## Work to be completed
Print all the records exactly, please.

[Records provided]

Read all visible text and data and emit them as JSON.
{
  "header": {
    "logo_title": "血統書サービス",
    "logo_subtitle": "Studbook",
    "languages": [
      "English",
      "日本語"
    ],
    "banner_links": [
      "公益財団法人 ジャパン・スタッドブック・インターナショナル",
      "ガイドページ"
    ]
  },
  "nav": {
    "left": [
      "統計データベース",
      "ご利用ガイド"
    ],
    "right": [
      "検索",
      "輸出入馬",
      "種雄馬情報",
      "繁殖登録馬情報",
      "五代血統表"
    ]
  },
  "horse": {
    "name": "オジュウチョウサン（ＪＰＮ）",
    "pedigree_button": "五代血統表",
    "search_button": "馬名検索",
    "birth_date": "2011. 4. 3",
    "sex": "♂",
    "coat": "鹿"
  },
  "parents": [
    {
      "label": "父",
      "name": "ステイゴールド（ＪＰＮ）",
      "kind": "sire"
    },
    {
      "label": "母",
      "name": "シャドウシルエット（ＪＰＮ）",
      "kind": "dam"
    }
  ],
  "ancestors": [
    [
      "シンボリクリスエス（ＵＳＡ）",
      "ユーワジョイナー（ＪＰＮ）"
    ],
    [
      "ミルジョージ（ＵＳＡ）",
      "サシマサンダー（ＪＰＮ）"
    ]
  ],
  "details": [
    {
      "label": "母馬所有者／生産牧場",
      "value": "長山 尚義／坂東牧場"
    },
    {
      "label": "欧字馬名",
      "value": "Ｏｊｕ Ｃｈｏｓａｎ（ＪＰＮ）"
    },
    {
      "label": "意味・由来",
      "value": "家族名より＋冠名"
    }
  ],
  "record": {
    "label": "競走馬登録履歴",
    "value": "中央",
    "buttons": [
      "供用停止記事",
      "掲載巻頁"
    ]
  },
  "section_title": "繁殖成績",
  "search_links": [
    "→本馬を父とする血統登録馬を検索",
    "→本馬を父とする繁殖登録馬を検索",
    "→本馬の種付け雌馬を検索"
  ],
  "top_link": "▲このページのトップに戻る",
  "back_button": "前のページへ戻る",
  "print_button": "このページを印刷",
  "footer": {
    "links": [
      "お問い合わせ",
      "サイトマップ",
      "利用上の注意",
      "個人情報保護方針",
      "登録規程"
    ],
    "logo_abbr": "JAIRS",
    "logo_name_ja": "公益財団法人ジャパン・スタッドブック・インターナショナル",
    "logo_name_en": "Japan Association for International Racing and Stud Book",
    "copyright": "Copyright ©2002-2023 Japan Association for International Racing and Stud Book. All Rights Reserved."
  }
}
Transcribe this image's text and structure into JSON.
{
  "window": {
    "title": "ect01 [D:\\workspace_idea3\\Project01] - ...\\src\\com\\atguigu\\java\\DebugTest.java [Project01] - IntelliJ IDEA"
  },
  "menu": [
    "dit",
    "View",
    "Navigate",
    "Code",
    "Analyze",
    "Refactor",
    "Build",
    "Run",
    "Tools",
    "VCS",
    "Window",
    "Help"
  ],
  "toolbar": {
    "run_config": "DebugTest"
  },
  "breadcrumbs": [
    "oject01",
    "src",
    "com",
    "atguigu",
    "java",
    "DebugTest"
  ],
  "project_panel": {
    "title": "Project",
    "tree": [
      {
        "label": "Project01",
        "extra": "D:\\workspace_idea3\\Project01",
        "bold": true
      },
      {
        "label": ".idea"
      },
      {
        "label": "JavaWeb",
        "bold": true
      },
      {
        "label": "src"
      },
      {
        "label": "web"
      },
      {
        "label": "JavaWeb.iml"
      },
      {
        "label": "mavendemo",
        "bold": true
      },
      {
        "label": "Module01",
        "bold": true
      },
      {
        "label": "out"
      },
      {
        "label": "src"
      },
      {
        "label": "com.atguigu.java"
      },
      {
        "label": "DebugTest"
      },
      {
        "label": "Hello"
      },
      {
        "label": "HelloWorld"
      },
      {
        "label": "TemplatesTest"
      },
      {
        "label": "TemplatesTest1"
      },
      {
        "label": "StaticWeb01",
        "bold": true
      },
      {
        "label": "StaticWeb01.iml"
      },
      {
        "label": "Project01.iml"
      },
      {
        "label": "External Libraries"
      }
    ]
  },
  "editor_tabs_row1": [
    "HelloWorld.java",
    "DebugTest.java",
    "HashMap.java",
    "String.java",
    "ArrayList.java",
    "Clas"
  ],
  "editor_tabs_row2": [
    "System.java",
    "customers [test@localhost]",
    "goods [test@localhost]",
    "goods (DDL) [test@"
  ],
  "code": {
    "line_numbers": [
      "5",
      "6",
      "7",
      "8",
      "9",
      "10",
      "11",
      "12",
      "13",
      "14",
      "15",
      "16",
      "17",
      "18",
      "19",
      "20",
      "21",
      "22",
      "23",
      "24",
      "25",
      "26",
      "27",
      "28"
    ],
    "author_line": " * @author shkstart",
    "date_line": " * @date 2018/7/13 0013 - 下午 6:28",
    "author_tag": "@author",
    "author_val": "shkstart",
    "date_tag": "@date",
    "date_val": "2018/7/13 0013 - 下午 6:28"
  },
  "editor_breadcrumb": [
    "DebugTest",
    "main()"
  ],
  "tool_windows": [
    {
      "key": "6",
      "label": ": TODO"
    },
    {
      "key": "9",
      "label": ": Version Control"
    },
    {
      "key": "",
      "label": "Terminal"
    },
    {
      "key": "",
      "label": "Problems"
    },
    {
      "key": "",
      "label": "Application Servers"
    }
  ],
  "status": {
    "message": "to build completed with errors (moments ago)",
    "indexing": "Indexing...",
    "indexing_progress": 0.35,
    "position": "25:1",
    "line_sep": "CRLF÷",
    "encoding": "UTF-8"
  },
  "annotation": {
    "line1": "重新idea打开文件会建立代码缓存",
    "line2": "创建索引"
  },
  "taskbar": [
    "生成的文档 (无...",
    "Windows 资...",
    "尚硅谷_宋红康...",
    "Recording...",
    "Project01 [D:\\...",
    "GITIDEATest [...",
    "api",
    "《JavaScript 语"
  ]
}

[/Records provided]

## Your solution
Read all visible text and data and emit them as JSON.
{
  "header": {
    "logo_title": "血統書サービス",
    "logo_subtitle": "Studbook",
    "languages": [
      "English",
      "日本語"
    ],
    "banner_links": [
      "公益財団法人 ジャパン・スタッドブック・インターナショナル",
      "ガイドページ"
    ]
  },
  "nav": {
    "left": [
      "統計データベース",
      "ご利用ガイド"
    ],
    "right": [
      "検索",
      "輸出入馬",
      "種雄馬情報",
      "繁殖登録馬情報",
      "五代血統表"
    ]
  },
  "horse": {
    "name": "オジュウチョウサン（ＪＰＮ）",
    "pedigree_button": "五代血統表",
    "search_button": "馬名検索",
    "birth_date": "2011. 4. 3",
    "sex": "♂",
    "coat": "鹿"
  },
  "parents": [
    {
      "label": "父",
      "name": "ステイゴールド（ＪＰＮ）",
      "kind": "sire"
    },
    {
      "label": "母",
      "name": "シャドウシルエット（ＪＰＮ）",
      "kind": "dam"
    }
  ],
  "ancestors": [
    [
      "シンボリクリスエス（ＵＳＡ）",
      "ユーワジョイナー（ＪＰＮ）"
    ],
    [
      "ミルジョージ（ＵＳＡ）",
      "サシマサンダー（ＪＰＮ）"
    ]
  ],
  "details": [
    {
      "label": "母馬所有者／生産牧場",
      "value": "長山 尚義／坂東牧場"
    },
    {
      "label": "欧字馬名",
      "value": "Ｏｊｕ Ｃｈｏｓａｎ（ＪＰＮ）"
    },
    {
      "label": "意味・由来",
      "value": "家族名より＋冠名"
    }
  ],
  "record": {
    "label": "競走馬登録履歴",
    "value": "中央",
    "buttons": [
      "供用停止記事",
      "掲載巻頁"
    ]
  },
  "section_title": "繁殖成績",
  "search_links": [
    "→本馬を父とする血統登録馬を検索",
    "→本馬を父とする繁殖登録馬を検索",
    "→本馬の種付け雌馬を検索"
  ],
  "top_link": "▲このページのトップに戻る",
  "back_button": "前のページへ戻る",
  "print_button": "このページを印刷",
  "footer": {
    "links": [
      "お問い合わせ",
      "サイトマップ",
      "利用上の注意",
      "個人情報保護方針",
      "登録規程"
    ],
    "logo_abbr": "JAIRS",
    "logo_name_ja": "公益財団法人ジャパン・スタッドブック・インターナショナル",
    "logo_name_en": "Japan Association for International Racing and Stud Book",
    "copyright": "Copyright ©2002-2023 Japan Association for International Racing and Stud Book. All Rights Reserved."
  }
}
Transcribe this image's text and structure into JSON.
{
  "window": {
    "title": "ect01 [D:\\workspace_idea3\\Project01] - ...\\src\\com\\atguigu\\java\\DebugTest.java [Project01] - IntelliJ IDEA"
  },
  "menu": [
    "dit",
    "View",
    "Navigate",
    "Code",
    "Analyze",
    "Refactor",
    "Build",
    "Run",
    "Tools",
    "VCS",
    "Window",
    "Help"
  ],
  "toolbar": {
    "run_config": "DebugTest"
  },
  "breadcrumbs": [
    "oject01",
    "src",
    "com",
    "atguigu",
    "java",
    "DebugTest"
  ],
  "project_panel": {
    "title": "Project",
    "tree": [
      {
        "label": "Project01",
        "extra": "D:\\workspace_idea3\\Project01",
        "bold": true
      },
      {
        "label": ".idea"
      },
      {
        "label": "JavaWeb",
        "bold": true
      },
      {
        "label": "src"
      },
      {
        "label": "web"
      },
      {
        "label": "JavaWeb.iml"
      },
      {
        "label": "mavendemo",
        "bold": true
      },
      {
        "label": "Module01",
        "bold": true
      },
      {
        "label": "out"
      },
      {
        "label": "src"
      },
      {
        "label": "com.atguigu.java"
      },
      {
        "label": "DebugTest"
      },
      {
        "label": "Hello"
      },
      {
        "label": "HelloWorld"
      },
      {
        "label": "TemplatesTest"
      },
      {
        "label": "TemplatesTest1"
      },
      {
        "label": "StaticWeb01",
        "bold": true
      },
      {
        "label": "StaticWeb01.iml"
      },
      {
        "label": "Project01.iml"
      },
      {
        "label": "External Libraries"
      }
    ]
  },
  "editor_tabs_row1": [
    "HelloWorld.java",
    "DebugTest.java",
    "HashMap.java",
    "String.java",
    "ArrayList.java",
    "Clas"
  ],
  "editor_tabs_row2": [
    "System.java",
    "customers [test@localhost]",
    "goods [test@localhost]",
    "goods (DDL) [test@"
  ],
  "code": {
    "line_numbers": [
      "5",
      "6",
      "7",
      "8",
      "9",
      "10",
      "11",
      "12",
      "13",
      "14",
      "15",
      "16",
      "17",
      "18",
      "19",
      "20",
      "21",
      "22",
      "23",
      "24",
      "25",
      "26",
      "27",
      "28"
    ],
    "author_line": " * @author shkstart",
    "date_line": " * @date 2018/7/13 0013 - 下午 6:28",
    "author_tag": "@author",
    "author_val": "shkstart",
    "date_tag": "@date",
    "date_val": "2018/7/13 0013 - 下午 6:28"
  },
  "editor_breadcrumb": [
    "DebugTest",
    "main()"
  ],
  "tool_windows": [
    {
      "key": "6",
      "label": ": TODO"
    },
    {
      "key": "9",
      "label": ": Version Control"
    },
    {
      "key": "",
      "label": "Terminal"
    },
    {
      "key": "",
      "label": "Problems"
    },
    {
      "key": "",
      "label": "Application Servers"
    }
  ],
  "status": {
    "message": "to build completed with errors (moments ago)",
    "indexing": "Indexing...",
    "indexing_progress": 0.35,
    "position": "25:1",
    "line_sep": "CRLF÷",
    "encoding": "UTF-8"
  },
  "annotation": {
    "line1": "重新idea打开文件会建立代码缓存",
    "line2": "创建索引"
  },
  "taskbar": [
    "生成的文档 (无...",
    "Windows 资...",
    "尚硅谷_宋红康...",
    "Recording...",
    "Project01 [D:\\...",
    "GITIDEATest [...",
    "api",
    "《JavaScript 语"
  ]
}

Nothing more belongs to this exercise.